Effective October 1, 2015, exemptions are enacted for the sales price of a service contract applicable to a qualified aircraft or jet engine, as well as parts and accessories used in the repair or maintenance of such aircraft and jet engines.
Effective October 1, 2015, a person who purchases a qualified jet engine may apply to the Secretary of Revenue for a direct pay permit for the purchase of a qualified jet engine. A direct pay permit issued for a qualified jet engine is inapplicable to any purchase other than the purchase of a qualified jet engine. The maximum use tax on a qualified jet engine is $2,500. A person who purchases a qualified jet engine under a direct pay permit must file a return and pay the tax due monthly to the Secretary.
Motor Vehicle Service Contracts
Effective March 1, 2016, an exemption is enacted for a replacement item, repair part, or repair, maintenance, and installation services to maintain or repair tangible personal property or a motor vehicle pursuant to a manufacturer’s warranty or a dealer’s warranty. For these purposes, a “dealer’s warranty” is defined as an explicit warranty the seller of an item extends to the purchaser of the item as part of the purchase price of the item. A “manufacturer’s warranty” is defined as an explicit warranty the manufacturer of an item extends to the purchaser of the item as part of the purchase price of the item.
Effective September 30, 2015, a sales and use tax exemption is enacted for the sale of an engine provided with an operator to a professional motorsports racing team or a related member of a team for use in competition in a sanctioned race series. This provision expires January 1, 2020. An “operator” is defined as a person provided with the lease or rental of tangible personal property or a motor vehicle to operate, drive, or maneuver the tangible personal property or motor vehicle and whose presence, skill, knowledge, and expertise are necessary to bring about a desired or appropriate effect. The person must do more than calibrate, test, analyze, research, probe, or monitor the tangible personal property or motor vehicle.
Effective September 30, 2015, but applicable retroactively to service contracts purchased on or after January 1, 2014, the existing sales and use tax exemption for service contracts applicable to items purchased by a professional motorsports racing team is clarified to specify that the exemption applies to a transmission, an engine, rear-end gears, and any other item purchased by such a team or a related member of a team for which the team may receive a sales tax refund, as provided. This provision expires January 1, 2020.
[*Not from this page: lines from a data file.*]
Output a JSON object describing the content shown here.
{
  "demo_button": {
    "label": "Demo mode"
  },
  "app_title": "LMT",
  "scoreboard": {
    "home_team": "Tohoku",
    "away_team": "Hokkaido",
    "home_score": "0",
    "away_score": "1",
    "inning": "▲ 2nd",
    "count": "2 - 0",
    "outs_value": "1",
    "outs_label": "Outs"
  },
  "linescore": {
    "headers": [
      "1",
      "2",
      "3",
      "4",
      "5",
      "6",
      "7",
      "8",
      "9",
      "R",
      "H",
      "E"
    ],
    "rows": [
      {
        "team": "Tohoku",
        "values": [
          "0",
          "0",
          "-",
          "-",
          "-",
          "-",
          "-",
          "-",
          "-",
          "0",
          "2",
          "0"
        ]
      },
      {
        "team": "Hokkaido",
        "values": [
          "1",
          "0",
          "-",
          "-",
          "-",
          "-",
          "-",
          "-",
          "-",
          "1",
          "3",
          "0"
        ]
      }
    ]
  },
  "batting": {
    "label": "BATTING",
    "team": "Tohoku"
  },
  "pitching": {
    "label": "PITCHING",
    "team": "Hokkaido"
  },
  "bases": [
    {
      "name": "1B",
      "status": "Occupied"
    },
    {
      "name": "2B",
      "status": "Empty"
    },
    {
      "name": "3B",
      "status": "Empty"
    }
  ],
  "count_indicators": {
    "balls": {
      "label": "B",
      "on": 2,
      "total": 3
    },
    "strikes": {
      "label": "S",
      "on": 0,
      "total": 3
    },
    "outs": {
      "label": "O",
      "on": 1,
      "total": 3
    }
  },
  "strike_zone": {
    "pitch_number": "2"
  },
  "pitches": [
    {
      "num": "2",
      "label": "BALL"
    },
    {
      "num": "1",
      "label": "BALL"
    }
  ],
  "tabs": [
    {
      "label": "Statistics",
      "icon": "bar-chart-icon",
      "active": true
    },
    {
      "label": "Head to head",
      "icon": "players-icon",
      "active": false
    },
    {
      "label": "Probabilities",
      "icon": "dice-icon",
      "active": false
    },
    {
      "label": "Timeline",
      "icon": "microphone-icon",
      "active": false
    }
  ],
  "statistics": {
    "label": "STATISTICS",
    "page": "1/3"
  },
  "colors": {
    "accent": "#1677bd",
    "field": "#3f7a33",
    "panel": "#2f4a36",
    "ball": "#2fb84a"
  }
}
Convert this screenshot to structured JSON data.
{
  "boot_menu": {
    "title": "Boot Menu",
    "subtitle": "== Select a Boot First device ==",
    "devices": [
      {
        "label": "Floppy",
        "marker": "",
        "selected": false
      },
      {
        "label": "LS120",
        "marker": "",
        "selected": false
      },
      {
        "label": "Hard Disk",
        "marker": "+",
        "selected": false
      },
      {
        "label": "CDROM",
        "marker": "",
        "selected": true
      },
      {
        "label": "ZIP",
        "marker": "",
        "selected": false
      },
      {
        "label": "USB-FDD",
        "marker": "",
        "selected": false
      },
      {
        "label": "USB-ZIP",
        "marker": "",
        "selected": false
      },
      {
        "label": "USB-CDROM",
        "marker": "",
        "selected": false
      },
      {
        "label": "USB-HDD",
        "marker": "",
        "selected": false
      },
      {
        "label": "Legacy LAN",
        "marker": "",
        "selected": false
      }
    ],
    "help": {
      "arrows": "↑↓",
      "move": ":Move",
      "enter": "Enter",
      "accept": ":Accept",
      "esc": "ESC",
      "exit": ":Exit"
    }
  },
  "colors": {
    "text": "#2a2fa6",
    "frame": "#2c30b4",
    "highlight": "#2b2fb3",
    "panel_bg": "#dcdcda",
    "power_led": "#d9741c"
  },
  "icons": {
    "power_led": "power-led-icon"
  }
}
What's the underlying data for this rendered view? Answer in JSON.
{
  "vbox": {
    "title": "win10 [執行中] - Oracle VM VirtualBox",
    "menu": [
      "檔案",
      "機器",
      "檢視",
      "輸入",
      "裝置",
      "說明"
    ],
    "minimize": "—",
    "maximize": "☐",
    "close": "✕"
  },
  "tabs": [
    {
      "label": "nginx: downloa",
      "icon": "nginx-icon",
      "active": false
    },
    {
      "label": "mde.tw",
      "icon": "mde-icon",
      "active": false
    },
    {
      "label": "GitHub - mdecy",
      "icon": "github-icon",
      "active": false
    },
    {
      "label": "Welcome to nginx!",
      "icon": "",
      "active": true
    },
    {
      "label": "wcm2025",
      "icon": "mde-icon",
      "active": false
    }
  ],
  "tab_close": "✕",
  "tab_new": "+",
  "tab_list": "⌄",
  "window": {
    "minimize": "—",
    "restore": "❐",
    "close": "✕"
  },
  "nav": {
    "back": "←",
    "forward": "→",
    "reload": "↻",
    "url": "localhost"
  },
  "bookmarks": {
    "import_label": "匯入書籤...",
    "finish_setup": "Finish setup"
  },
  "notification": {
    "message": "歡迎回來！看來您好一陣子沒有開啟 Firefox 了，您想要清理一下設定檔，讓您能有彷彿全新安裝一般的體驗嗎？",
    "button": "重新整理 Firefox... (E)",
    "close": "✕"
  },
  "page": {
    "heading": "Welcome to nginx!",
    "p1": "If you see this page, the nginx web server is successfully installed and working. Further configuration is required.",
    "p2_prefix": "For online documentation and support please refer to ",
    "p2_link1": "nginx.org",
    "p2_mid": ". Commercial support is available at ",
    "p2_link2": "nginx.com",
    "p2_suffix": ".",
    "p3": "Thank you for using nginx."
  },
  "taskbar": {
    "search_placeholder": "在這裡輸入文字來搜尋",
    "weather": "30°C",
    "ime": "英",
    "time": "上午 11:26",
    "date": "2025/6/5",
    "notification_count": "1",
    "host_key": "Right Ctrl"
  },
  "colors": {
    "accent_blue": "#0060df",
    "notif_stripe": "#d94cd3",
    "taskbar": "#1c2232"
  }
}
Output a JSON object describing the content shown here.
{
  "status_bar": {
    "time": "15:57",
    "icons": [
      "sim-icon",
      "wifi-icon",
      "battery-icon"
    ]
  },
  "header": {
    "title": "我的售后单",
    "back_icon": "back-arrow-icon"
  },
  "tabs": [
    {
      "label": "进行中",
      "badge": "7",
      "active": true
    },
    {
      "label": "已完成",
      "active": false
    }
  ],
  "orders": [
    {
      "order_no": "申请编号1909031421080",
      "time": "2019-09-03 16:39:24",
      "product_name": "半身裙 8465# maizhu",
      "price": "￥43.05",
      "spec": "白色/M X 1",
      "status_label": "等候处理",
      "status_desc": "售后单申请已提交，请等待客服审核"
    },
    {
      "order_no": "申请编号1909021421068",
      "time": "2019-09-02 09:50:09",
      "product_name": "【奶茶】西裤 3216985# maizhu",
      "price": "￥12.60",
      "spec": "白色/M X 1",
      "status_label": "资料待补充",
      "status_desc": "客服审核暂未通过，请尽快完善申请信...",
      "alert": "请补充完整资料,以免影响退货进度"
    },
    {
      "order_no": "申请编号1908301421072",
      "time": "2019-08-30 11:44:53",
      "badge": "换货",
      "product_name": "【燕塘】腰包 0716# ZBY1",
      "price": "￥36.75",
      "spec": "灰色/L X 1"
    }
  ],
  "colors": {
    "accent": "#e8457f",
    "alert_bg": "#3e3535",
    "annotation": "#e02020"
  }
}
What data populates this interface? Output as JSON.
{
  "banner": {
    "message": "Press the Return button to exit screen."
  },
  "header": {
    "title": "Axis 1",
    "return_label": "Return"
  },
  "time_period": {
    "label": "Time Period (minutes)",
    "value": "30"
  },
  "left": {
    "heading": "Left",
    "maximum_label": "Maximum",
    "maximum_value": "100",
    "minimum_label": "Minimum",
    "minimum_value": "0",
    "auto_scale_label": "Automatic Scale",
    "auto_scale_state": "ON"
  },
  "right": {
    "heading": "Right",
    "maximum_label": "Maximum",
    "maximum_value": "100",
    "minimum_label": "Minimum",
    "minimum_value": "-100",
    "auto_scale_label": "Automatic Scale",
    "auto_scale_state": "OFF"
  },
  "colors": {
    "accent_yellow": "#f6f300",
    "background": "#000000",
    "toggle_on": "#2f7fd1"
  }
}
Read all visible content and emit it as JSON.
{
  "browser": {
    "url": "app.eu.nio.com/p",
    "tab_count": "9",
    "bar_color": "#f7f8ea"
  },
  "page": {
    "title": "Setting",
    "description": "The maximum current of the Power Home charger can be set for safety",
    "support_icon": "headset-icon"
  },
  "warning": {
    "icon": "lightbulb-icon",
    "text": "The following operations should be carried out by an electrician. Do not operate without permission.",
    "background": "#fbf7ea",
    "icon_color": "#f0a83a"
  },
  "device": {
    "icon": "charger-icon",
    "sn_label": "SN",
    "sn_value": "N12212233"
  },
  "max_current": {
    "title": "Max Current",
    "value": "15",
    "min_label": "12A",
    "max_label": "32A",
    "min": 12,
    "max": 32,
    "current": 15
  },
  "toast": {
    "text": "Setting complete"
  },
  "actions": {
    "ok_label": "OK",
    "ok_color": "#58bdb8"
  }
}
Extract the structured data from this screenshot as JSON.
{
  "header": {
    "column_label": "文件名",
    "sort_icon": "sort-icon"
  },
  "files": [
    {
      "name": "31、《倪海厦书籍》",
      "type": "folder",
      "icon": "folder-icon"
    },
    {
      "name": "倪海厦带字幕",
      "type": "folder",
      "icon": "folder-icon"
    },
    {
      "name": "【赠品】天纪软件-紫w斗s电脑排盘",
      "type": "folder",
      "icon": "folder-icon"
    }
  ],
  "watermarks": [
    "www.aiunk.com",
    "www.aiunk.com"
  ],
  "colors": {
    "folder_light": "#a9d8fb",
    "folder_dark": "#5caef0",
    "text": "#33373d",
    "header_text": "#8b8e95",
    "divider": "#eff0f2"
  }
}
Effective September 30, 2015, the sunset dates for two sales and use tax refunds available to professional motor sports racing teams or related members of such teams are extended from January 1, 2016, to January 1, 2020. The two refunds affected are: (1) the refund available to professional motorsports racing teams, motorsports sanctioning bodies, or related members of such teams or bodies, for sales and use tax paid by such entities on aviation fuel used to travel to or from a motorsports event; and (2) the partial refund available to a professional motorsports racing team or related member of such a team for sales and use tax paid by it in North Carolina on tangible personal property, other than tires or accessories, that comprises any part of a professional motorsports vehicle.
For statewide taxes except motor fuel taxes, and effective September 30, 2015, the Secretary of Revenue may reduce or waive interest on taxes imposed prior to or during a period in which a taxpayer has declared bankruptcy. Formerly, there were no provisions for reduction or waiver of interest.
H.B. 117, Laws 2015, effective and applicable as noted